Representatives were on hand for a meet-and-greet from the Royal Canadian Air Force Snowbirds, the United States Air Force F-22 Raptor team, the GEICO Skytypers, and perhaps one of the most fascinating and most inspiring teams, the United States Navy Blue Angels.
Blue Angels pilots serve in the demonstration team for two-year tours, before they return to operational assignments in the Navy’s fleet. Lt. Mark Tedrow of the Blue Angels team was on hand, speaking to guests of all ages attending the preview. Tedrow has been flying in total for eight years, but only since September with the Blue Angels team.
“No one ever really knows if they are going to [become] a Blue Angel; it’s more of a goal,” shared Tedrow. “The fact that I belong to the team is a dream come true.” This was his first year flying, and aannouncing, at the Jones Beach air show.
“It’s an incredible place to do an air show,” said Captain Thomas Edelson, public affairs officer for the Royal Canadian Air Force Snowbirds.
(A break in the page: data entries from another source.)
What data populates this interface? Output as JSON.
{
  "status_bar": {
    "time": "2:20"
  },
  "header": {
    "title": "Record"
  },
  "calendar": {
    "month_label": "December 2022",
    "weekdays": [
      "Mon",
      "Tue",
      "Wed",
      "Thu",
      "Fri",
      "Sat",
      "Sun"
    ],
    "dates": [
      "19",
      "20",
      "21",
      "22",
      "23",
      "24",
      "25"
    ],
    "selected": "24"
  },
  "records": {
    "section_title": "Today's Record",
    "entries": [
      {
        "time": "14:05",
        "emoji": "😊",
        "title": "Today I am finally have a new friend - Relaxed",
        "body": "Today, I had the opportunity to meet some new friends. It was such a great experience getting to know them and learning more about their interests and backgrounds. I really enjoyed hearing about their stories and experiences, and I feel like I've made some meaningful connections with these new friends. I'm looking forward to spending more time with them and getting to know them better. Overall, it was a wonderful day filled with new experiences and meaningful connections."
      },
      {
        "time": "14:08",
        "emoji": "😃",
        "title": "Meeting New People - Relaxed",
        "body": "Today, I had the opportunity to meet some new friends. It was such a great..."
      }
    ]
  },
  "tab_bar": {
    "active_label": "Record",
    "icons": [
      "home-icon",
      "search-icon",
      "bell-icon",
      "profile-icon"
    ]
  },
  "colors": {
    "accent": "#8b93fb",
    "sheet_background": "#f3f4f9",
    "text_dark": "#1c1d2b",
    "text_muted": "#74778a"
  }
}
The Canadian demo team had performed at the Jones Beach Air Show several years ago and is excited to be back this year to perform for Long Island. The Canadian team performs more than six shows throughout the United States each year. The Snowbirds use nine planes in their showcase. Similar to the Blue Angels, the Snowbirds join the team for two-year rotations.
Bethpage Federal Credit Union President and Chief Executive Officer Kirk Kordeleski shared why this air show is so important for Long Island, saying, “It’s part of our history, it goes back to the days of Roosevelt Field and certainly to the defense contracting days; aviation history is here.”
Behind the scenes, some may wonder what it takes to pull off such a gigantic event, year after year. Anton Newspapers caught up with Linda Armyn, senior vice president of corporate strategy and government relations of Bethpage Federal Credit Union, whose job is to orchestrate the details of the show.
“It’s a part-time job, all year,” said Armyn. “This air show is a true private-public partnership, everyone works so hard to make it all happen.” She explained the process for planning and organizing such an event; next year’s show planning almost begins next week with a recap and analysis of this year’s event. Then applications and organizing begin in September, followed by inter-agency collaboration at the Air Show Conference that is held in December.